How has the School of Cinematic Arts changed your view of your discipline filmmaking? I learned a lot from Peter Robinson's 475 class. It's on directing. I learned directing terms, acting terms, theater terms, the like. I learned what it takes to communicate with actors. I sure took that for granted before taking the class.
What advice do you have for prospective students looking at applying to your program? I'd say, learn how to write good stories. Take screenwriting classes if you can. A good, scripted story makes a short film stand out like no other.
How has the School of Cinematic Arts prepared you so far for a career in filmmaking? The advanced production class had us students performing specialized roles. Sound design interests me, so I worked on set as a boom operator. And in post-production, I was a sound editor and mixer. By going through every step of the film's sound design, I feel pretty good about my job prospects. It's okay to say that sound makes up half of the viewer's experience, right?
What have been the biggest challenges for you at USC? This is a tough one to answer. I guess what was tough for me was accepting the fact that there are so many unique sensibilities out there. I've had to remind myself not to compare my sensibility with those of others. And another big thing I've taken away from the experience here: I have to be okay with being judged if I want my stories to be honest.

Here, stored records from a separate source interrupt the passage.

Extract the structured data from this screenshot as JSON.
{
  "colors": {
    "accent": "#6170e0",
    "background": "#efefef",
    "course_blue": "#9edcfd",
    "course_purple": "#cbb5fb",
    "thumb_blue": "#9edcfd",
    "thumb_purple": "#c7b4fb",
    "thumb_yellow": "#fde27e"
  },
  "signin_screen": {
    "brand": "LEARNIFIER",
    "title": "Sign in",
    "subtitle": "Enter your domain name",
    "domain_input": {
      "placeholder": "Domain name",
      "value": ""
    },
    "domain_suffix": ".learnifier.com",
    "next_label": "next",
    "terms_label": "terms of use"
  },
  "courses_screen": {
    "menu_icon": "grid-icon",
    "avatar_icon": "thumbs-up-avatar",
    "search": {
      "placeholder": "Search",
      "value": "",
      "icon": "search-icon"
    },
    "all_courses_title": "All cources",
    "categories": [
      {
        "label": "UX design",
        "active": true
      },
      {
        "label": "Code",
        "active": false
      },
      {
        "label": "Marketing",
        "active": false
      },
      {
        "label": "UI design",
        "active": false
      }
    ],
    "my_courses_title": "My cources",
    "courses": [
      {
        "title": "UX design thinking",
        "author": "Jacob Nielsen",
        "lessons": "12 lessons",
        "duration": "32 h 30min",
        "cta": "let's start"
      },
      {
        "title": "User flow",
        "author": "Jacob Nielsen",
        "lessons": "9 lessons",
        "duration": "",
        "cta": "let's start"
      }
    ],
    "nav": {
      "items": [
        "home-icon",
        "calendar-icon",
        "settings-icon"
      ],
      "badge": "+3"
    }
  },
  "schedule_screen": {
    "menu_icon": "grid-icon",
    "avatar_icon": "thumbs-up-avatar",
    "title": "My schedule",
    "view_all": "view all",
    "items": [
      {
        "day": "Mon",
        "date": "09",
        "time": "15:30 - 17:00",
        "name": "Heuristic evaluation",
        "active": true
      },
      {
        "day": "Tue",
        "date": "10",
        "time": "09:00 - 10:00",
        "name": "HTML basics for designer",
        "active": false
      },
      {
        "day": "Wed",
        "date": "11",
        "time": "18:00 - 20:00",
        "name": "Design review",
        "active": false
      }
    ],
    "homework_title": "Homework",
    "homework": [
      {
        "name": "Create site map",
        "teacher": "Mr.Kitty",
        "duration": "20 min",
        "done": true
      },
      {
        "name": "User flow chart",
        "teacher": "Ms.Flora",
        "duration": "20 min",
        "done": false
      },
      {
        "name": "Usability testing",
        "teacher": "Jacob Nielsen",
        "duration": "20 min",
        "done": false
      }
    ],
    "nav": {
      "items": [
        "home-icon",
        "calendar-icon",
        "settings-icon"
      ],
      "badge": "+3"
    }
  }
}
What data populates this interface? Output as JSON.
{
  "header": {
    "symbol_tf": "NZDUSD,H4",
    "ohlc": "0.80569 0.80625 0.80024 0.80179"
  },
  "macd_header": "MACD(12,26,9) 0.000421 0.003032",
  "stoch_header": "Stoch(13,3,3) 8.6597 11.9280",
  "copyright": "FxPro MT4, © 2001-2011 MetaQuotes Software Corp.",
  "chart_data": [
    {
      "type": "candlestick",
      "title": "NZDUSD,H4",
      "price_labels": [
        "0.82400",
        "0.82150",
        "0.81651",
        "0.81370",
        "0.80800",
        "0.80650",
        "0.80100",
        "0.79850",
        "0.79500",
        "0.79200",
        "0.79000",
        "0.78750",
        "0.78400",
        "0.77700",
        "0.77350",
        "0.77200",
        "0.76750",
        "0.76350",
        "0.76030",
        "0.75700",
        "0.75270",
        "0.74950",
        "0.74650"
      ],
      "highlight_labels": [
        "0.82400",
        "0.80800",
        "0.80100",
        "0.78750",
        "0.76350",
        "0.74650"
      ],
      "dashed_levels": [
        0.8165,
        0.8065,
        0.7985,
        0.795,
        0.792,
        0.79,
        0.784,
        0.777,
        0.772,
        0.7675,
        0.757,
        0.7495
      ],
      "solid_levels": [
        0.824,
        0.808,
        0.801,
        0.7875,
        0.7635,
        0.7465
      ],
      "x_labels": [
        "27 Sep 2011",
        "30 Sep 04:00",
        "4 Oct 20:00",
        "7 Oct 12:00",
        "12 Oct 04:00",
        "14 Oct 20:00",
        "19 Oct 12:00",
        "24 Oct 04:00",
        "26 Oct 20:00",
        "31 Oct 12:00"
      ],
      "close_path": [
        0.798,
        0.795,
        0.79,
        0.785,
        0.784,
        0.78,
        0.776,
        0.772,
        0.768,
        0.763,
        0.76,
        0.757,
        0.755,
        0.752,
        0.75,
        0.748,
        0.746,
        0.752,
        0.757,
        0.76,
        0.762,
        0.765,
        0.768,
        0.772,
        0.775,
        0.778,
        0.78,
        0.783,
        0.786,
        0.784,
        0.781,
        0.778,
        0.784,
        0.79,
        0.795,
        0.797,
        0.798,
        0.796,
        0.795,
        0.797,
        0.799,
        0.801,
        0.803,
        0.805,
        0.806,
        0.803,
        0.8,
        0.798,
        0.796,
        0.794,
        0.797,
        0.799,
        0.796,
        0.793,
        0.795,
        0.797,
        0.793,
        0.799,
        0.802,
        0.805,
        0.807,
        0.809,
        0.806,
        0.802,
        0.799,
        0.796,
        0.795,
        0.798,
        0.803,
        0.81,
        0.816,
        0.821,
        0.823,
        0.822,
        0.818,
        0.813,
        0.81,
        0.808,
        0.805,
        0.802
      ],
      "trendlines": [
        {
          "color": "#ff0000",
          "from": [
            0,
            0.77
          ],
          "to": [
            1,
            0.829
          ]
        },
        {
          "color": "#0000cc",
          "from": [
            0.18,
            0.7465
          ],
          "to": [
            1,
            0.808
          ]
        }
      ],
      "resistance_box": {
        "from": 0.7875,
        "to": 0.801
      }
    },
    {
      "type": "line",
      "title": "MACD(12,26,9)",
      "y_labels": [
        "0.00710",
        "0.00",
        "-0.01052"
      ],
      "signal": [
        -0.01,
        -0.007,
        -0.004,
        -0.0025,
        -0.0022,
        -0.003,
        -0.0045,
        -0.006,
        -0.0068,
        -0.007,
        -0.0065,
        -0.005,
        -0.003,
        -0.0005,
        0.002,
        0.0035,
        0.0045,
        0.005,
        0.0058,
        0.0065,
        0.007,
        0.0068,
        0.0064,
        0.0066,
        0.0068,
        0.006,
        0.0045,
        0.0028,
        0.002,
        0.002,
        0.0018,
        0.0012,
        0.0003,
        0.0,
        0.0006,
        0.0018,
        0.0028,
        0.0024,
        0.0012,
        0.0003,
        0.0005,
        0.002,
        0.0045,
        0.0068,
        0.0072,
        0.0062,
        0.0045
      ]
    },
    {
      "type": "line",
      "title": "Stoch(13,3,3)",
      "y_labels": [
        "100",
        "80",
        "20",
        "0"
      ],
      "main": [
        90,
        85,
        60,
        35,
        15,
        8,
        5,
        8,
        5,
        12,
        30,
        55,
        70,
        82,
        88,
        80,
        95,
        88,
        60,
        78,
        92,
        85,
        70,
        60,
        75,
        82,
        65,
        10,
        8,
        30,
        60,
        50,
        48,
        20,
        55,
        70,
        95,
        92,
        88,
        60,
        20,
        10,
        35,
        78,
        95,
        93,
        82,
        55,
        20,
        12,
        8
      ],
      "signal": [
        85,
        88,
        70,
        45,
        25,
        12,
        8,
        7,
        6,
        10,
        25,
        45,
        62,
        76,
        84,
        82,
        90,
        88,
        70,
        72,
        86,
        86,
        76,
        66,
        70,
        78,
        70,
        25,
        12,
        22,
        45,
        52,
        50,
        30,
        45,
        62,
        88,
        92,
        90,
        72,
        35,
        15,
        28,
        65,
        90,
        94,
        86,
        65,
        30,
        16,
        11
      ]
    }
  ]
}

What in your past has given you inspiration or a unique point of view which you bring to USC? Music is a big part of my life. A lot of my friends are musicians and singers. I think it affects how I approach editing. One time I was editing to a metronome, and the result wasn't bad. I guess experimentation's our boon after all.